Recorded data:
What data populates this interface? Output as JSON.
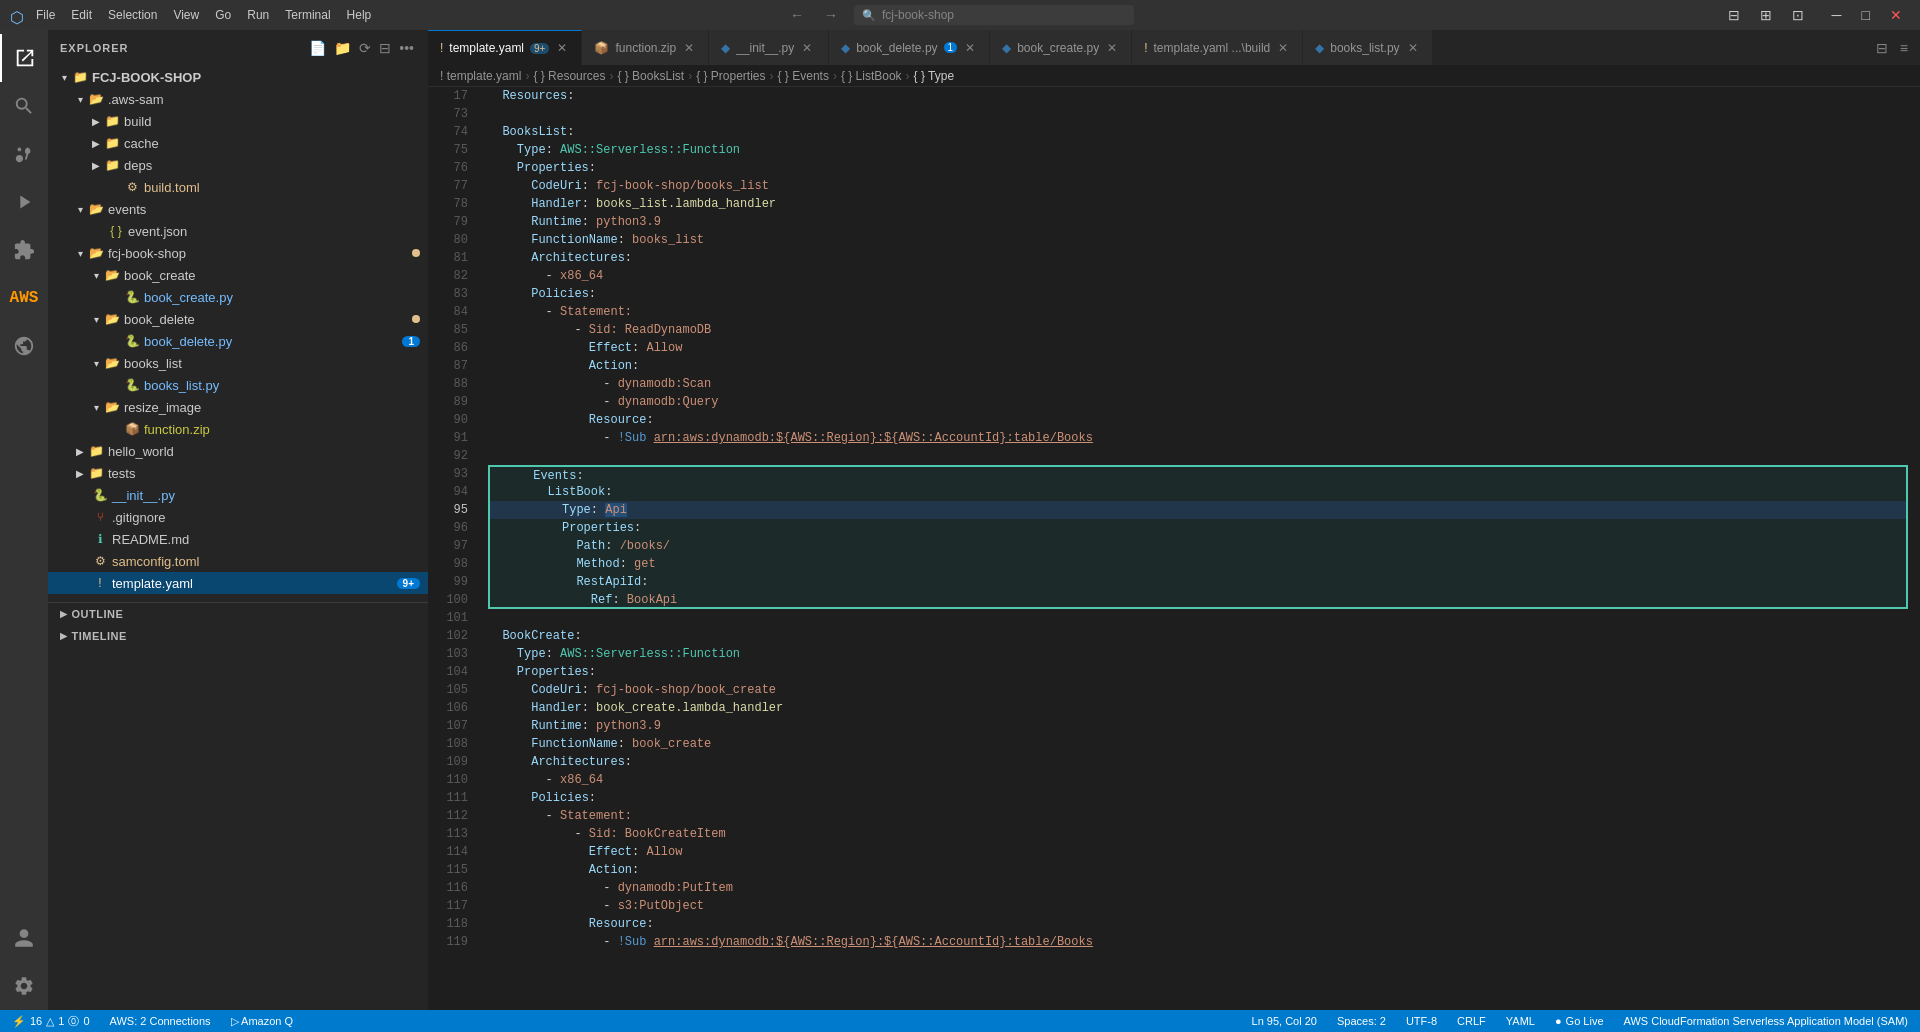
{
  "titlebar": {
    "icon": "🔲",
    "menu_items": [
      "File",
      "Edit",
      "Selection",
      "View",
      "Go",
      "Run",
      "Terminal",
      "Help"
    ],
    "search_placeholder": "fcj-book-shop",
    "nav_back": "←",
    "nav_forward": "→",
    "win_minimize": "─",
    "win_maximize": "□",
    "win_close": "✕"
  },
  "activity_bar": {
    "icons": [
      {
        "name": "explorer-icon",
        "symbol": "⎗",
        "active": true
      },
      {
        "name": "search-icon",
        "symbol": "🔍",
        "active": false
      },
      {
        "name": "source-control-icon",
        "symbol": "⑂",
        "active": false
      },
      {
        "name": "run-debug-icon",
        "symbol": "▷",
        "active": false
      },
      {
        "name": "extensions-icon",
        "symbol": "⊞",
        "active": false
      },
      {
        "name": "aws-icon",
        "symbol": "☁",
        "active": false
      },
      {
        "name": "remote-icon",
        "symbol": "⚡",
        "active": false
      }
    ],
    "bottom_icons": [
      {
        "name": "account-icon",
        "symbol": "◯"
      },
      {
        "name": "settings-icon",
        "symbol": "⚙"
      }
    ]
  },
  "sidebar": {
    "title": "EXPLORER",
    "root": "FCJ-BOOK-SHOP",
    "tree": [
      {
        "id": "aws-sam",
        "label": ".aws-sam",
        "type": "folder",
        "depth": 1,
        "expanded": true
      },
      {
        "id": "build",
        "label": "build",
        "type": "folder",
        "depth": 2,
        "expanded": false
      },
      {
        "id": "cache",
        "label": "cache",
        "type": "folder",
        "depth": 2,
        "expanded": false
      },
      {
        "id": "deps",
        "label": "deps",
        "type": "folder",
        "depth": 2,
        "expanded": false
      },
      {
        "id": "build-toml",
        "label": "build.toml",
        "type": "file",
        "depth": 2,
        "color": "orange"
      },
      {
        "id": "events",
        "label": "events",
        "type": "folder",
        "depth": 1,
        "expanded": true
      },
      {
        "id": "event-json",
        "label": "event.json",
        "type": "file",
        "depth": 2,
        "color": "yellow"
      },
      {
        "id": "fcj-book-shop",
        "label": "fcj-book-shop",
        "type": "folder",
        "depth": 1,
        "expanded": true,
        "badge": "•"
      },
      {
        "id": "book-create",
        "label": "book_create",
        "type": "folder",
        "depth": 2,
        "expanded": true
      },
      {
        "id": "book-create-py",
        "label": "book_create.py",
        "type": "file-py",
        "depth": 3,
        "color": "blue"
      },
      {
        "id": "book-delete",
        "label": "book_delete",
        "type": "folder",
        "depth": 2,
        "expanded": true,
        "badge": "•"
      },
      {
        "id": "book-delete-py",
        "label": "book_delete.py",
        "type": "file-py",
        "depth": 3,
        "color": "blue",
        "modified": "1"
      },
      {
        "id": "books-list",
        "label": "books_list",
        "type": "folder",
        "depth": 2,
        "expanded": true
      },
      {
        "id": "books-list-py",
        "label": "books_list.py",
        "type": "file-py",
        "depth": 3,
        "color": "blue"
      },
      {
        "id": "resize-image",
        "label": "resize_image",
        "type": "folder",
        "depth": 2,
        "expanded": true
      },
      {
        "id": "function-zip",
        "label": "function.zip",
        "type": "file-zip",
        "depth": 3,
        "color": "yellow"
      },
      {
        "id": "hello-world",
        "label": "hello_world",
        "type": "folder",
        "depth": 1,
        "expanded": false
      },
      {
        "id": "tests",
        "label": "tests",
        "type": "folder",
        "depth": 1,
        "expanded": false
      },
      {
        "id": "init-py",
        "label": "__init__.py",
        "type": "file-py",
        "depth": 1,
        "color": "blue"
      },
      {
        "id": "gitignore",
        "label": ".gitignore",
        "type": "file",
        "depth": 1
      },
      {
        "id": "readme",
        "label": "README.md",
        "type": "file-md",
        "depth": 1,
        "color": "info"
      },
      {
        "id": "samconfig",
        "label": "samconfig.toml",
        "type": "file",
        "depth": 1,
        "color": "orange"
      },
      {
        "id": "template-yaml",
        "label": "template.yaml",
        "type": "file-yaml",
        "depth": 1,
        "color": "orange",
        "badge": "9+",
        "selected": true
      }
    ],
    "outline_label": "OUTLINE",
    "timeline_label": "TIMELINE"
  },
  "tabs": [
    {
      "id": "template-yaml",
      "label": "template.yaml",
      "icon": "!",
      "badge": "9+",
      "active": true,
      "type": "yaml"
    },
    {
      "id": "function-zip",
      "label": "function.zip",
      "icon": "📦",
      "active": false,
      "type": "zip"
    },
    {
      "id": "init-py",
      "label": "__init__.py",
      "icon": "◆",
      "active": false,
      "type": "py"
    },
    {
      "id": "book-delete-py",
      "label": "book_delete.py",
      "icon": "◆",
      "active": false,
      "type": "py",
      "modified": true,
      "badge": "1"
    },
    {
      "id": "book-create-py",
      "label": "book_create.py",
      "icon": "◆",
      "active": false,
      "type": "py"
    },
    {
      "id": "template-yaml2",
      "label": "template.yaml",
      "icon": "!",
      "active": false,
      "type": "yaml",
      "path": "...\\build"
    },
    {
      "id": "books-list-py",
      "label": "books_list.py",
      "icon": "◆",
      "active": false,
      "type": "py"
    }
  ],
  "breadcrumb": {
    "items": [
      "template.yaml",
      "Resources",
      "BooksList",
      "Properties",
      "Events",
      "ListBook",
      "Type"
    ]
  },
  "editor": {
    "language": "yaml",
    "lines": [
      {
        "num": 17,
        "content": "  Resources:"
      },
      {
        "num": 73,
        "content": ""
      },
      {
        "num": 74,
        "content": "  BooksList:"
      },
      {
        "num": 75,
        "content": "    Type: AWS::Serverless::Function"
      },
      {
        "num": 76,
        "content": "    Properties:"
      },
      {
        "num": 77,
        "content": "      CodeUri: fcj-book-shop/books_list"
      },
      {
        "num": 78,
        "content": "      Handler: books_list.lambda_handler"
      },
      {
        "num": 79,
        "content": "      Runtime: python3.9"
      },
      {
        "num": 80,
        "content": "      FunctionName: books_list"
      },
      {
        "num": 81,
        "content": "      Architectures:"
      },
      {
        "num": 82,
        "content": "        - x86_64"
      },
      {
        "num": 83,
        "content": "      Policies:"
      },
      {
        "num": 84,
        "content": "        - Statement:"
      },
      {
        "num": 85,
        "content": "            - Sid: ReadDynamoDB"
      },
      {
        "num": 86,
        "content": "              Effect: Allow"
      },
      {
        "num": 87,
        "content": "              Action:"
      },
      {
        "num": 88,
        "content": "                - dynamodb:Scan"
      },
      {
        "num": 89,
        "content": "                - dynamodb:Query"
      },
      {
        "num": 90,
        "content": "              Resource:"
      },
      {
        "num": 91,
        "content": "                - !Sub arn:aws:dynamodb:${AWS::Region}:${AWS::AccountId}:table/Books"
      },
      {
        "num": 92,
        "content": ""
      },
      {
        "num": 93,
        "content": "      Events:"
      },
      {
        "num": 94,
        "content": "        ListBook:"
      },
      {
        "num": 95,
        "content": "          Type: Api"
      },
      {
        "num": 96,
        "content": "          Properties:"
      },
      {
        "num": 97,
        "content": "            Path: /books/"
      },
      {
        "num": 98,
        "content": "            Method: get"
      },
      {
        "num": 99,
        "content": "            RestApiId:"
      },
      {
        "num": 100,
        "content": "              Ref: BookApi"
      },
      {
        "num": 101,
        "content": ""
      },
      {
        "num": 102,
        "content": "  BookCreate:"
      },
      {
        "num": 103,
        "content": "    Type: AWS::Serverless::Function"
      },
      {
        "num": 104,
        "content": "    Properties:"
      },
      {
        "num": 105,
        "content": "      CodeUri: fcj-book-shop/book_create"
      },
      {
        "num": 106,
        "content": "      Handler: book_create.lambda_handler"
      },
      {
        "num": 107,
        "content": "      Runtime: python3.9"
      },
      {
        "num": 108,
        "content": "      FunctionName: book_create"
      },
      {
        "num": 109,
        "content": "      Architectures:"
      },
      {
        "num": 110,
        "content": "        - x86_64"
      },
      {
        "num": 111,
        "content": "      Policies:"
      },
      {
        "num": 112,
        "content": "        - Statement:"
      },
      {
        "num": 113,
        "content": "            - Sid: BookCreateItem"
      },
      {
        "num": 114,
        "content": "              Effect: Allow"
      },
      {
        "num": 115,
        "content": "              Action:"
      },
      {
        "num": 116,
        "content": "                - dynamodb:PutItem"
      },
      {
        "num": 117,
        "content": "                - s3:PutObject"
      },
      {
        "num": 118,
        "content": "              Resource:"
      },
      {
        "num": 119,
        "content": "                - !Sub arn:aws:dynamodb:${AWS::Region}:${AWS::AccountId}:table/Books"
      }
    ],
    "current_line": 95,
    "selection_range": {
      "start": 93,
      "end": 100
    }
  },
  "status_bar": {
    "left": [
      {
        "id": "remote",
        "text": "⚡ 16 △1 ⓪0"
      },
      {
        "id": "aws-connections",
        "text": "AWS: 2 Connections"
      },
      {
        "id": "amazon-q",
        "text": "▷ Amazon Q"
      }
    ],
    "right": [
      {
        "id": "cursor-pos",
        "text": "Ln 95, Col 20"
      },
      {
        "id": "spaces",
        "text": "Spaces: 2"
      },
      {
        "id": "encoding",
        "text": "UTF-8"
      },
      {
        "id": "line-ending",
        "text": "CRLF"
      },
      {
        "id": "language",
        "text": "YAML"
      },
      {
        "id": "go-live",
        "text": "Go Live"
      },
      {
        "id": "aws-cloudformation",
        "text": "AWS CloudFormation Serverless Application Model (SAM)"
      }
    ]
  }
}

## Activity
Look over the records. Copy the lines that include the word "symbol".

## Result of the task
        "symbol": "⎗",
        "symbol": "🔍",
        "symbol": "⑂",
        "symbol": "▷",
        "symbol": "⊞",
        "symbol": "☁",
        "symbol": "⚡",
        "symbol": "◯"
        "symbol": "⚙"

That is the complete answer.